“How did it get so late so soon? It's night before it's afternoon.” - Dr. Seuss
by Chason Gordon
- The Capitol Hill Times -
Well, this is the end of an era. The ponds at Volunteer Park have been home to koi for about seven years, but because of diseased waterfowl droppings, acts of vandalism and people feeding koi things that they totally shouldn’t eat (I was scooping in peanut butter), the koi had to be moved to a place where they won’t be suffocated with our love. According to Seattle Parks and Recreation, it is no longer cost-effective to maintain the cleanliness of the ponds, which, despite all of the previously mentioned malfeasance, have seen the koi population grow (maybe the koi like it dirty?).
Moving day is always tough for fish, because of the water thing. They’re forced at net-point to gather their belongings, which, unlike what’s allowed on flights, can only be in liquid-form, meaning that treasure chests, spacemen and castles must be left behind. At Volunteer Park on Wednesday, the 30 or so elusive koi were eventually scooped into nets and frozen in suspended animation, so future generations who weren’t so careless could watch over them. That’s clearly a lie. The koi are actually being quarantined for the winter until the Washington Koi Association finds them new homes (oh, koi get an association, but I try to start a dung beetle association and no one joins).
What exactly are koi? How are they different from a microwave? Well, koi were originally bred for color from common carp in Japan in the 1800s. “Koi” is a Japanese word that simply means “carp,” though what we refer to as koi are called “nishikigoi” in Japan, meaning “brocaded carp.” You can look up the meaning of “brocaded” yourself. I think it means that someone was made to look more like a bro. “You better get brocaded if you want to get laid this semester,” college students often say.
People frequently confuse koi for goldfish. If you mistake a koi for a goldfish, the koi will get angry and yell, “Do I look like a fucking goldfish, you goddamn racist?!?” It’s a common mistake, and very understandable since goldfish and koi were both bred from carp. So, to help you avoid embarrassing yourself in front of a school of koi, allow me to outline the primary differences.

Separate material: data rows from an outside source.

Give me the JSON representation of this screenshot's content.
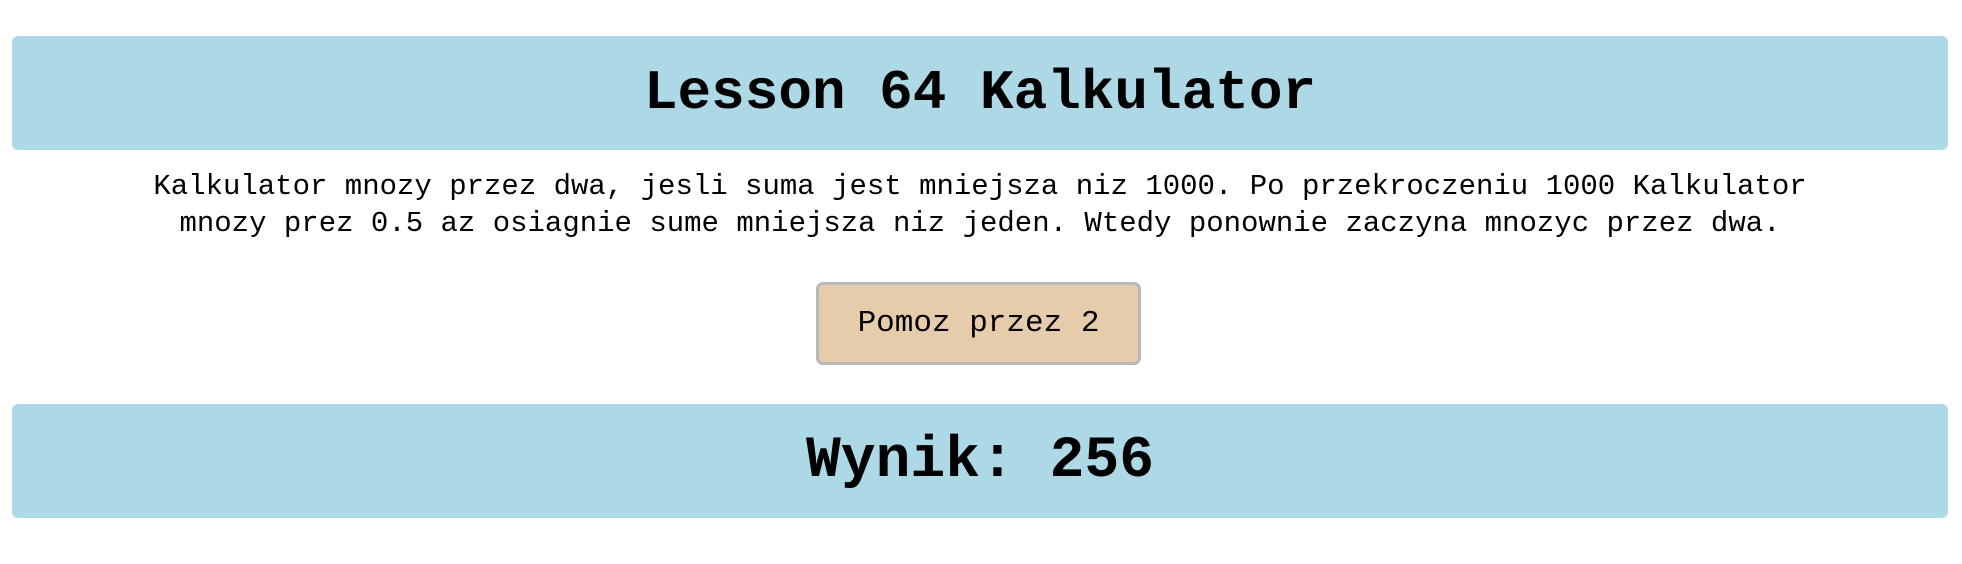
{
  "header": {
    "title": "Lesson 64 Kalkulator"
  },
  "description": {
    "line1": "Kalkulator mnozy przez dwa, jesli suma jest mniejsza niz 1000. Po przekroczeniu 1000 Kalkulator",
    "line2": "mnozy prez 0.5 az osiagnie sume mniejsza niz jeden. Wtedy ponownie zaczyna mnozyc przez dwa."
  },
  "action": {
    "button_label": "Pomoz przez 2"
  },
  "result": {
    "text": "Wynik: 256"
  },
  "colors": {
    "panel_background": "#add8e6",
    "button_background": "#e6ccab",
    "button_border": "#b8b8b8"
  }
}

Goldfish tend to be a little smaller and less colorful than koi, and have a greater variety of shapes. Koi also have barbels sticking out, a whisker-like protuberance that makes kissing difficult. If you’re about to flush it down the toilet, it’s a goldfish (since koi are bigger and much more expensive, they tend to avoid this fate). Koi like “Star Trek,” goldfish prefer “Star Wars.” Neither can drive a manual car, but koi are more likely to give you a lift, because they’re better friends. I hope that helped, and if a goldfish is reading this right now and wants to keep pretending to be a koi, all the power to you. Remember, species is just a state of mind (it’s not, but whatever).
Though the koi at the Japanese Garden pond are staying (it’s a bigger pond and has a recirculation filter system that keeps it clean), I will be sad to see these koi go. Many a day I’d sit by the koi and tell them my problems, never feeling judged or scolded like I do with goldfish. They were so beautiful, so pleasant, though I wouldn’t let one borrow money or stay in my apartment.
Now that they’re gone, the lily pads, frogs and goldfish will likely take over, erasing all memory of the kois’ existence. And, perhaps, I might take this as an opportunity to fill the pond will my collection of Dalmatian dragon starfish, if no one minds. But for now, let us remember the koi, and wish them a safe journey. Here’s looking at you, koi. Here’s looking at you.
One last thing: if the ponds in Capitol Hill aren’t safe for koi, what the hell are we doing here?